Although I was traveling during Lunar New Year, I was back with my host family for 대보름 (daeboreum). 대보름 occurs on the 15th day of the new lunar year--with the appearance of the year's first full moon (in China it's called the Lantern Festival)--and is way cooler than the regular Lunar New Year anyway. On Jeju Island, they light an entire mountain on fire. In the "countryside" of Gongju, we celebrate a bit more simply, with hand-held fireworks.

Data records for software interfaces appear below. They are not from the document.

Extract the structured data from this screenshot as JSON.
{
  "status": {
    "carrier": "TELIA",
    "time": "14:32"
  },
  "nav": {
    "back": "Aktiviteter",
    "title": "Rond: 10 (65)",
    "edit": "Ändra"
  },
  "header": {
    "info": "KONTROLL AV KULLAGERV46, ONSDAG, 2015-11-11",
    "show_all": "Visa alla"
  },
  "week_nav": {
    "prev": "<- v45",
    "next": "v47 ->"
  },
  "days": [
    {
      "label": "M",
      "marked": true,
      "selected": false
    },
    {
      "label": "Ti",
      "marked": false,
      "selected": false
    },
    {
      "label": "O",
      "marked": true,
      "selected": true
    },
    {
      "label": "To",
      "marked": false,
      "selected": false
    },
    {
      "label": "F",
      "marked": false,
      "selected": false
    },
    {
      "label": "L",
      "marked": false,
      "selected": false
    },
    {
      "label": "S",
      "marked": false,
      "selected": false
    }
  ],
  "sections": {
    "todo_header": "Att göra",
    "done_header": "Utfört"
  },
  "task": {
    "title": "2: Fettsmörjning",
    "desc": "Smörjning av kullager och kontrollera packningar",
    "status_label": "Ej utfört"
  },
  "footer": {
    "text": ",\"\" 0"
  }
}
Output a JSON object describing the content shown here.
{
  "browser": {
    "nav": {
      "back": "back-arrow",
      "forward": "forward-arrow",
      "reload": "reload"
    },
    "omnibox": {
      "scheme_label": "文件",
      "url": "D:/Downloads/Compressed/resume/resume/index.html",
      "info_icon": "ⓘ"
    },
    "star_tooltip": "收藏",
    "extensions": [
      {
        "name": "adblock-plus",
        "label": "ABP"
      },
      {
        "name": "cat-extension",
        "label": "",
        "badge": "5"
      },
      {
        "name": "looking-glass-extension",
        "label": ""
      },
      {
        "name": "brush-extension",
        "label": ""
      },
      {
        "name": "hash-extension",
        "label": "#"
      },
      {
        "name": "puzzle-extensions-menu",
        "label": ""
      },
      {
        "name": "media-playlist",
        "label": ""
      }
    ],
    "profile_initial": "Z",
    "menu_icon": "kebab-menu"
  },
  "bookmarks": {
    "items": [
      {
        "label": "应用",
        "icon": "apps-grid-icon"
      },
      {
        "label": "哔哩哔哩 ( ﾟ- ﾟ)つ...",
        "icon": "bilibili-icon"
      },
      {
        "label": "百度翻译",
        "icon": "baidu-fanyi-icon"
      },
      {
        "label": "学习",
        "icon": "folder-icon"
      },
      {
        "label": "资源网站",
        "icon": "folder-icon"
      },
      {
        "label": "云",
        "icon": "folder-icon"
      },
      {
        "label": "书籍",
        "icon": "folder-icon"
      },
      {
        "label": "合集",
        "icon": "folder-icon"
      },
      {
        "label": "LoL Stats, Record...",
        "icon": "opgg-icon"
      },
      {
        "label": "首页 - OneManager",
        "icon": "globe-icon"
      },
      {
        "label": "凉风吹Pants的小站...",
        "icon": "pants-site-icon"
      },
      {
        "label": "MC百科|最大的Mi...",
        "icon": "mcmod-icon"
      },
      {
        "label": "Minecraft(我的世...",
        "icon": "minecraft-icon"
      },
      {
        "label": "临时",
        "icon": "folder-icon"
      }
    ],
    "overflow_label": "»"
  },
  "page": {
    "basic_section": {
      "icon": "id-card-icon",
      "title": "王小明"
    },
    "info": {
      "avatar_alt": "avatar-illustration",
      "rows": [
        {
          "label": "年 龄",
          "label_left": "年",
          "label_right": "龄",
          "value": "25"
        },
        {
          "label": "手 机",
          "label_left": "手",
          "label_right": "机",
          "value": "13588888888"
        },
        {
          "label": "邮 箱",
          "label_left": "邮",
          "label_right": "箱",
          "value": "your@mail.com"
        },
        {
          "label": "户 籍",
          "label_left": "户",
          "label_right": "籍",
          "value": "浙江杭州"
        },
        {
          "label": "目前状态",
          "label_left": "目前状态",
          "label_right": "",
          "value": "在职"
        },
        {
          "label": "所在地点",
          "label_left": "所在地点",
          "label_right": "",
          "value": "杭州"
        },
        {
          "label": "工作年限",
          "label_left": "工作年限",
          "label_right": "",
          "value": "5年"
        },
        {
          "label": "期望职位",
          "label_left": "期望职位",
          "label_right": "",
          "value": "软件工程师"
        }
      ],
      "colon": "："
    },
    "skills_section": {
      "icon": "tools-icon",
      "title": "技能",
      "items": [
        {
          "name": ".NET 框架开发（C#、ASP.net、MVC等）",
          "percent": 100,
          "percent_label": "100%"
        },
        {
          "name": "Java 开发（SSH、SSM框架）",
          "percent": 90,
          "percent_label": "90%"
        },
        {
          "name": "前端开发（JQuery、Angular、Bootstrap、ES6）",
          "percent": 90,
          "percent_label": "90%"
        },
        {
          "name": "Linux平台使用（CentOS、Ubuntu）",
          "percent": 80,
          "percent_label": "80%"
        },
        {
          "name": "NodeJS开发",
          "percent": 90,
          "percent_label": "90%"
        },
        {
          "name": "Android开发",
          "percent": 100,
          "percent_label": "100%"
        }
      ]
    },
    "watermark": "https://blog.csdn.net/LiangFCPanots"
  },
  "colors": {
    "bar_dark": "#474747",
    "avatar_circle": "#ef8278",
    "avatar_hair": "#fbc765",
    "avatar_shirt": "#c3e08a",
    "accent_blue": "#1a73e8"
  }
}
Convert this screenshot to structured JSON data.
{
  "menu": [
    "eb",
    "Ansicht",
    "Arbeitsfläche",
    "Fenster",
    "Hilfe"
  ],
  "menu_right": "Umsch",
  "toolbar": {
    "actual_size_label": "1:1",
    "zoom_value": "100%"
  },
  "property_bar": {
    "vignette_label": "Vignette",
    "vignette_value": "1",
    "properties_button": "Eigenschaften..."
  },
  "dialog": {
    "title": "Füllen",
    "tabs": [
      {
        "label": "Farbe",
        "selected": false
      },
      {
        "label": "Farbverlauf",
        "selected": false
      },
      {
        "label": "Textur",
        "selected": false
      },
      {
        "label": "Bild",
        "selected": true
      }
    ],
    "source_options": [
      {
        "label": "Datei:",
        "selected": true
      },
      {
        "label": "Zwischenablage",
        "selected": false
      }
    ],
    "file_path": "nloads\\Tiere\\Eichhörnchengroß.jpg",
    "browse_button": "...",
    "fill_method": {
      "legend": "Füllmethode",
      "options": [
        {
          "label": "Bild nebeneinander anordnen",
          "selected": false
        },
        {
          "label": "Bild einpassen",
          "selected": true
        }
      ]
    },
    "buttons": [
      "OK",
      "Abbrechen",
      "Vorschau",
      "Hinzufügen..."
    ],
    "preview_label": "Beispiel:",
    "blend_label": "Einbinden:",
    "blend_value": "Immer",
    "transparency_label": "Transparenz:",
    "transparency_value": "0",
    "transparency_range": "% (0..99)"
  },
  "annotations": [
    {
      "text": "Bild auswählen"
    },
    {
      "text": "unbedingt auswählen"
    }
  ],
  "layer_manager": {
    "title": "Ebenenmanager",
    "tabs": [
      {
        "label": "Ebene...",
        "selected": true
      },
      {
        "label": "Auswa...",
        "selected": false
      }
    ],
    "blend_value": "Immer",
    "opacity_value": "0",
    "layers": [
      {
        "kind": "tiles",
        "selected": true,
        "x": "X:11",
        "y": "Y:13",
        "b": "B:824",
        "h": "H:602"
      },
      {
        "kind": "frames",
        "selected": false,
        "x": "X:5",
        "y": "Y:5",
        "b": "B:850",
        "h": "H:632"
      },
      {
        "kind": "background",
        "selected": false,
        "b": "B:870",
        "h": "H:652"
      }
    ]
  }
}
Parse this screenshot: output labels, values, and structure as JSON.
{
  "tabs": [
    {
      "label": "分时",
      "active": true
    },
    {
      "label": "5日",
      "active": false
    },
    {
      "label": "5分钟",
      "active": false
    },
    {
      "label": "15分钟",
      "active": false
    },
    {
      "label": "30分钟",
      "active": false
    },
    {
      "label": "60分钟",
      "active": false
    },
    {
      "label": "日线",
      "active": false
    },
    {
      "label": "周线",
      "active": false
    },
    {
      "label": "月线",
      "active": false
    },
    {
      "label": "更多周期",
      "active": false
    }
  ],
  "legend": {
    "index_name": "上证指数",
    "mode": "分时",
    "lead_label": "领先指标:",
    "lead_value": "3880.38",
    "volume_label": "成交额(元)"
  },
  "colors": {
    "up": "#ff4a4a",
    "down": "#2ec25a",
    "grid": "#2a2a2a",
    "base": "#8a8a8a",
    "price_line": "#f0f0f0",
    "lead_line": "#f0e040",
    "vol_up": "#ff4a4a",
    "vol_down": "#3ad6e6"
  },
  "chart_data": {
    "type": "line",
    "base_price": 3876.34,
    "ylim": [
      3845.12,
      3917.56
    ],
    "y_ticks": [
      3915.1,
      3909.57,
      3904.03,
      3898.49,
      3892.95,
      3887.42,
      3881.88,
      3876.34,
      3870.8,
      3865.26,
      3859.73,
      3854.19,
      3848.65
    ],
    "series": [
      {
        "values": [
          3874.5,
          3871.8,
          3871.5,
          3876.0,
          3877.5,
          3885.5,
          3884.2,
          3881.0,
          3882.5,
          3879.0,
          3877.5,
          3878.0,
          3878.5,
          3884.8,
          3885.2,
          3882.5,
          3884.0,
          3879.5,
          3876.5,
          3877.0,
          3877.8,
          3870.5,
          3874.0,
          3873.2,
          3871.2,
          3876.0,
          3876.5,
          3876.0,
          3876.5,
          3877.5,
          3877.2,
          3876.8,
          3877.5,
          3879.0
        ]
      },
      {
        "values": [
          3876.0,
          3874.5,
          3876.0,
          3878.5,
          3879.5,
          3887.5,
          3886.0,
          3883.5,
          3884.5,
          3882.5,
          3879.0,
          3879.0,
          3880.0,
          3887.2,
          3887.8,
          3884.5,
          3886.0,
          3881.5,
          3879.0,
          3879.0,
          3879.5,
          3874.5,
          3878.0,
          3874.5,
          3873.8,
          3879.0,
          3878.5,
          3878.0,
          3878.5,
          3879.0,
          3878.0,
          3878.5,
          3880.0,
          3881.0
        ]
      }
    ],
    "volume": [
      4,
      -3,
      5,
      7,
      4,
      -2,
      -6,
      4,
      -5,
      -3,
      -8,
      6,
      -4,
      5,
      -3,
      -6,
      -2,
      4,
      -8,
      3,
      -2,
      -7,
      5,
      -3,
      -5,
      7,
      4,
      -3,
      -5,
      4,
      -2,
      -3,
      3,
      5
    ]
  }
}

We drove to the main exercise area of Gongju...a serious of tracks and fields that run along the river. Most of the town seemed to be there, shooting off fireworks, playing a traditional Korean game I don't know the name of (it's played on what looks like a see-saw, but instead of see-sawing, the people on each end jump...sending each other higher and higher. It takes really good coordination and balance) and eating street food. We started off with the traditional Korean fireworks: a can with holes in it and a long wire handle. The can gets filled with sticks and brush, lit on fire, and then swung vigorously around, which stokes it into a pretty impressive fireball. Very exciting. Even more exciting was that no one, my host family included, seemed to have any qualms about letting extremely small children play with the fire--so there were tiny kids everywhere swinging cans of fire and burning themselves and anyone unlucky enough not to notice them in time. Kiyeong burned his hand pretty badly, and mildly burned me and my host dad, since he was a little afraid of his can, a little too small for it anyway, and way too excited to stop jumping around like a little human firework even though he was holding a can full of fire. Another source of excitement was the fact that fuel for the cans was a pretty scarce commodity, as most of Gongju was there and we were in a giant, open, treeless field. People scrounged on hands and knees in the darkness, and packs of children trailing flaming cans ran about, stealing sticks and weed from others. My host dad disappeared for a really long time, then came back with armfuls of wood. He was instantly mobbed by strangers. When we were finished playing with our fireworks, my host dad took each one in turn, spun it madly around, and then released it at the peak of its spin--sending it arcing over the crowd in a beautiful but deadly shower of sparks and flame. We then went to the main, crowded area to get some food and modern fireworks. Here, people desperate for can-fuel had built bonfires of used modern fireworks, and their burning plastic and metallic-paper wrappers created a thick, toxic, horrible smoke. My host family was, of course, undaunted, and the boys gleefully shot off fireworks while I struggled to breathe. We then bought greasy chunks of meat on sticks and returned home to pile en masse into the bathroom and try to wash the soot off each other. All in all, it was an evening Smokey the Bear would have been proud of.